• _Task statement_: From the first line to the last, reproduce the data exactly.

• _Entries shown_:
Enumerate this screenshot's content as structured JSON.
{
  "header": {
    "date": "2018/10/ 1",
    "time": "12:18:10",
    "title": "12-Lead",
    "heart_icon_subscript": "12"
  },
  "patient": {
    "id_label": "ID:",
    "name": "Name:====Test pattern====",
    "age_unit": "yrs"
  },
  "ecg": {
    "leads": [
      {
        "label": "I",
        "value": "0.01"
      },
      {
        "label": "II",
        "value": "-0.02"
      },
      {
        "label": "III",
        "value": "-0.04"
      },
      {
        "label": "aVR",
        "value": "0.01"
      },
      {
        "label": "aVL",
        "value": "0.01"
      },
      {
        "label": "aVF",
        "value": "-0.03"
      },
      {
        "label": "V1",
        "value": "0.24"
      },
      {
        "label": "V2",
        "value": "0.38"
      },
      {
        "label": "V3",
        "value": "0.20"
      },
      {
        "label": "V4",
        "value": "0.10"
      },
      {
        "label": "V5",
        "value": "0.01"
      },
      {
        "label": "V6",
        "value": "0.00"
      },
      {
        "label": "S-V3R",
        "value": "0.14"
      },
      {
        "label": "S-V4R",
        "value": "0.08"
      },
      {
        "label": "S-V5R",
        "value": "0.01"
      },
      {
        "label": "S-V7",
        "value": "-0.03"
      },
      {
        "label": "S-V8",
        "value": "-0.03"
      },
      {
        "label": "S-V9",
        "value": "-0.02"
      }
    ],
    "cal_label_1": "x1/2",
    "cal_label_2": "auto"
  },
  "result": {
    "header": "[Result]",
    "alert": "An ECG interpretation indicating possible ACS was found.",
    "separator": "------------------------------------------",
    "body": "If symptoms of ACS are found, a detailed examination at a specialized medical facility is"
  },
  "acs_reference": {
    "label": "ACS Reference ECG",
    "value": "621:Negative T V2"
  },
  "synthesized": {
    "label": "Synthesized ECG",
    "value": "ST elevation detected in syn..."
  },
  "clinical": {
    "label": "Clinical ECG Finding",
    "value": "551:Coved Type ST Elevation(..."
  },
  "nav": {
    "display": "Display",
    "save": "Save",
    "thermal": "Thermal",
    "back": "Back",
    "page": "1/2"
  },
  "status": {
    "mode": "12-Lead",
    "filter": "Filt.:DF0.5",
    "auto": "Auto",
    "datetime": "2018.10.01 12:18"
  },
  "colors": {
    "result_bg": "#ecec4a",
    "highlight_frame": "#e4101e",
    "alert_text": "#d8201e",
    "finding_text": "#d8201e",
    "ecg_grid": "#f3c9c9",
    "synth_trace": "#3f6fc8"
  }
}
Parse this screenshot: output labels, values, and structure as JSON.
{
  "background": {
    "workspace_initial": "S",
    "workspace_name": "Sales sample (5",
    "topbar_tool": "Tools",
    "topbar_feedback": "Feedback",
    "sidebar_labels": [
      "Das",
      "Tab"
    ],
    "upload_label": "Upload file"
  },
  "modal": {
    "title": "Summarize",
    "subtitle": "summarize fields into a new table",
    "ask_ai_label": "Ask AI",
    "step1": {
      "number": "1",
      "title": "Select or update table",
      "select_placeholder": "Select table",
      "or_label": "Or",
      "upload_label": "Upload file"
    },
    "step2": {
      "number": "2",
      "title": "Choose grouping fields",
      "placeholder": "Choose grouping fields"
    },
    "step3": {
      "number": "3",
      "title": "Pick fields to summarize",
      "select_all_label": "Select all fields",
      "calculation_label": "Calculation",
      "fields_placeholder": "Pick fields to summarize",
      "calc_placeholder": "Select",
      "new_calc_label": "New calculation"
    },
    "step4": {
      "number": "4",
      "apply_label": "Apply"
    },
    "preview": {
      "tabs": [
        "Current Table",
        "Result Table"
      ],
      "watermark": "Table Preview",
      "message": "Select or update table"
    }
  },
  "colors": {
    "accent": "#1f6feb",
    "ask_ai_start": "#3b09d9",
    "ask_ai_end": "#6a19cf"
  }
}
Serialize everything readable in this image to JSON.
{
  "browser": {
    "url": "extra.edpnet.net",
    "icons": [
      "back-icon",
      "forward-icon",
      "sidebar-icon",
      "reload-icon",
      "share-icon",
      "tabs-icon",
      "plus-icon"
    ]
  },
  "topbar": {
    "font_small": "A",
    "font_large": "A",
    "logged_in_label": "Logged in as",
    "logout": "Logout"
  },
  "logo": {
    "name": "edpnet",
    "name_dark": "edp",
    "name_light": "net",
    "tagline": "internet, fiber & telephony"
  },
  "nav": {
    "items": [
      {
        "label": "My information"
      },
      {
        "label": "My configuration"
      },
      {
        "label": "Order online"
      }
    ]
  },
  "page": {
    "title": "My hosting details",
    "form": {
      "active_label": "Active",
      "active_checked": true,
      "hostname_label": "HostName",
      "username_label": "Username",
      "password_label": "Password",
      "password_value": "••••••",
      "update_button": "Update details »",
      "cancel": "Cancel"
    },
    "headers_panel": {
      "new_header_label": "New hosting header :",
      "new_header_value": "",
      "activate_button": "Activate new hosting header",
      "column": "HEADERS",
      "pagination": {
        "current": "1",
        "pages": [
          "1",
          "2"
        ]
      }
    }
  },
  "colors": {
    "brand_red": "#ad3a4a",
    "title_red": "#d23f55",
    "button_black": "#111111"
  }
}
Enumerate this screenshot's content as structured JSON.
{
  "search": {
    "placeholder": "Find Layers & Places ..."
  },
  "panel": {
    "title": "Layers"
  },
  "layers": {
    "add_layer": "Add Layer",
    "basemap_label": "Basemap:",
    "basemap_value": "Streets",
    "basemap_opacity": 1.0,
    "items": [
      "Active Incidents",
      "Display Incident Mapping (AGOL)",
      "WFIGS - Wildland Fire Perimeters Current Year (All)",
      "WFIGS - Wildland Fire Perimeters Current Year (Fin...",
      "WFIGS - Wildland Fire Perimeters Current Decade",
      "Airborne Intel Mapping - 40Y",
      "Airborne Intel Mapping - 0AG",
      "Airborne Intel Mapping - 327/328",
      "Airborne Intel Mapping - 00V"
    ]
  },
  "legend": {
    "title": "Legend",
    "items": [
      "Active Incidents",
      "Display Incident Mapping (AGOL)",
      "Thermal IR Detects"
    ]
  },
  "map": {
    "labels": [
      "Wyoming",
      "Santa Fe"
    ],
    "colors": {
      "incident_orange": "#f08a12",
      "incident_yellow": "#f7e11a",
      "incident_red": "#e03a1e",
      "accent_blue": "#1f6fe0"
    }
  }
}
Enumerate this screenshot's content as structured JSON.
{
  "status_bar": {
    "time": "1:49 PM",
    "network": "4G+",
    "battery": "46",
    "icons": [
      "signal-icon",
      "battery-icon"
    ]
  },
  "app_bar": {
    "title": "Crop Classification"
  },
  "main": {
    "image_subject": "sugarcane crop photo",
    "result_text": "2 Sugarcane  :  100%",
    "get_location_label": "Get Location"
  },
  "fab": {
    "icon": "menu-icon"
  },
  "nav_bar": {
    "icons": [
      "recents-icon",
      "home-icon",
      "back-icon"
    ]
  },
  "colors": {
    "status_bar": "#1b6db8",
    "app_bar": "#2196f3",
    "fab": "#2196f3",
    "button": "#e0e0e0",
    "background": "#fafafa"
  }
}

• _Answer_:
Enumerate this screenshot's content as structured JSON.
{
  "header": {
    "date": "2018/10/ 1",
    "time": "12:18:10",
    "title": "12-Lead",
    "heart_icon_subscript": "12"
  },
  "patient": {
    "id_label": "ID:",
    "name": "Name:====Test pattern====",
    "age_unit": "yrs"
  },
  "ecg": {
    "leads": [
      {
        "label": "I",
        "value": "0.01"
      },
      {
        "label": "II",
        "value": "-0.02"
      },
      {
        "label": "III",
        "value": "-0.04"
      },
      {
        "label": "aVR",
        "value": "0.01"
      },
      {
        "label": "aVL",
        "value": "0.01"
      },
      {
        "label": "aVF",
        "value": "-0.03"
      },
      {
        "label": "V1",
        "value": "0.24"
      },
      {
        "label": "V2",
        "value": "0.38"
      },
      {
        "label": "V3",
        "value": "0.20"
      },
      {
        "label": "V4",
        "value": "0.10"
      },
      {
        "label": "V5",
        "value": "0.01"
      },
      {
        "label": "V6",
        "value": "0.00"
      },
      {
        "label": "S-V3R",
        "value": "0.14"
      },
      {
        "label": "S-V4R",
        "value": "0.08"
      },
      {
        "label": "S-V5R",
        "value": "0.01"
      },
      {
        "label": "S-V7",
        "value": "-0.03"
      },
      {
        "label": "S-V8",
        "value": "-0.03"
      },
      {
        "label": "S-V9",
        "value": "-0.02"
      }
    ],
    "cal_label_1": "x1/2",
    "cal_label_2": "auto"
  },
  "result": {
    "header": "[Result]",
    "alert": "An ECG interpretation indicating possible ACS was found.",
    "separator": "------------------------------------------",
    "body": "If symptoms of ACS are found, a detailed examination at a specialized medical facility is"
  },
  "acs_reference": {
    "label": "ACS Reference ECG",
    "value": "621:Negative T V2"
  },
  "synthesized": {
    "label": "Synthesized ECG",
    "value": "ST elevation detected in syn..."
  },
  "clinical": {
    "label": "Clinical ECG Finding",
    "value": "551:Coved Type ST Elevation(..."
  },
  "nav": {
    "display": "Display",
    "save": "Save",
    "thermal": "Thermal",
    "back": "Back",
    "page": "1/2"
  },
  "status": {
    "mode": "12-Lead",
    "filter": "Filt.:DF0.5",
    "auto": "Auto",
    "datetime": "2018.10.01 12:18"
  },
  "colors": {
    "result_bg": "#ecec4a",
    "highlight_frame": "#e4101e",
    "alert_text": "#d8201e",
    "finding_text": "#d8201e",
    "ecg_grid": "#f3c9c9",
    "synth_trace": "#3f6fc8"
  }
}
Parse this screenshot: output labels, values, and structure as JSON.
{
  "background": {
    "workspace_initial": "S",
    "workspace_name": "Sales sample (5",
    "topbar_tool": "Tools",
    "topbar_feedback": "Feedback",
    "sidebar_labels": [
      "Das",
      "Tab"
    ],
    "upload_label": "Upload file"
  },
  "modal": {
    "title": "Summarize",
    "subtitle": "summarize fields into a new table",
    "ask_ai_label": "Ask AI",
    "step1": {
      "number": "1",
      "title": "Select or update table",
      "select_placeholder": "Select table",
      "or_label": "Or",
      "upload_label": "Upload file"
    },
    "step2": {
      "number": "2",
      "title": "Choose grouping fields",
      "placeholder": "Choose grouping fields"
    },
    "step3": {
      "number": "3",
      "title": "Pick fields to summarize",
      "select_all_label": "Select all fields",
      "calculation_label": "Calculation",
      "fields_placeholder": "Pick fields to summarize",
      "calc_placeholder": "Select",
      "new_calc_label": "New calculation"
    },
    "step4": {
      "number": "4",
      "apply_label": "Apply"
    },
    "preview": {
      "tabs": [
        "Current Table",
        "Result Table"
      ],
      "watermark": "Table Preview",
      "message": "Select or update table"
    }
  },
  "colors": {
    "accent": "#1f6feb",
    "ask_ai_start": "#3b09d9",
    "ask_ai_end": "#6a19cf"
  }
}
Serialize everything readable in this image to JSON.
{
  "browser": {
    "url": "extra.edpnet.net",
    "icons": [
      "back-icon",
      "forward-icon",
      "sidebar-icon",
      "reload-icon",
      "share-icon",
      "tabs-icon",
      "plus-icon"
    ]
  },
  "topbar": {
    "font_small": "A",
    "font_large": "A",
    "logged_in_label": "Logged in as",
    "logout": "Logout"
  },
  "logo": {
    "name": "edpnet",
    "name_dark": "edp",
    "name_light": "net",
    "tagline": "internet, fiber & telephony"
  },
  "nav": {
    "items": [
      {
        "label": "My information"
      },
      {
        "label": "My configuration"
      },
      {
        "label": "Order online"
      }
    ]
  },
  "page": {
    "title": "My hosting details",
    "form": {
      "active_label": "Active",
      "active_checked": true,
      "hostname_label": "HostName",
      "username_label": "Username",
      "password_label": "Password",
      "password_value": "••••••",
      "update_button": "Update details »",
      "cancel": "Cancel"
    },
    "headers_panel": {
      "new_header_label": "New hosting header :",
      "new_header_value": "",
      "activate_button": "Activate new hosting header",
      "column": "HEADERS",
      "pagination": {
        "current": "1",
        "pages": [
          "1",
          "2"
        ]
      }
    }
  },
  "colors": {
    "brand_red": "#ad3a4a",
    "title_red": "#d23f55",
    "button_black": "#111111"
  }
}
Enumerate this screenshot's content as structured JSON.
{
  "search": {
    "placeholder": "Find Layers & Places ..."
  },
  "panel": {
    "title": "Layers"
  },
  "layers": {
    "add_layer": "Add Layer",
    "basemap_label": "Basemap:",
    "basemap_value": "Streets",
    "basemap_opacity": 1.0,
    "items": [
      "Active Incidents",
      "Display Incident Mapping (AGOL)",
      "WFIGS - Wildland Fire Perimeters Current Year (All)",
      "WFIGS - Wildland Fire Perimeters Current Year (Fin...",
      "WFIGS - Wildland Fire Perimeters Current Decade",
      "Airborne Intel Mapping - 40Y",
      "Airborne Intel Mapping - 0AG",
      "Airborne Intel Mapping - 327/328",
      "Airborne Intel Mapping - 00V"
    ]
  },
  "legend": {
    "title": "Legend",
    "items": [
      "Active Incidents",
      "Display Incident Mapping (AGOL)",
      "Thermal IR Detects"
    ]
  },
  "map": {
    "labels": [
      "Wyoming",
      "Santa Fe"
    ],
    "colors": {
      "incident_orange": "#f08a12",
      "incident_yellow": "#f7e11a",
      "incident_red": "#e03a1e",
      "accent_blue": "#1f6fe0"
    }
  }
}
Enumerate this screenshot's content as structured JSON.
{
  "status_bar": {
    "time": "1:49 PM",
    "network": "4G+",
    "battery": "46",
    "icons": [
      "signal-icon",
      "battery-icon"
    ]
  },
  "app_bar": {
    "title": "Crop Classification"
  },
  "main": {
    "image_subject": "sugarcane crop photo",
    "result_text": "2 Sugarcane  :  100%",
    "get_location_label": "Get Location"
  },
  "fab": {
    "icon": "menu-icon"
  },
  "nav_bar": {
    "icons": [
      "recents-icon",
      "home-icon",
      "back-icon"
    ]
  },
  "colors": {
    "status_bar": "#1b6db8",
    "app_bar": "#2196f3",
    "fab": "#2196f3",
    "button": "#e0e0e0",
    "background": "#fafafa"
  }
}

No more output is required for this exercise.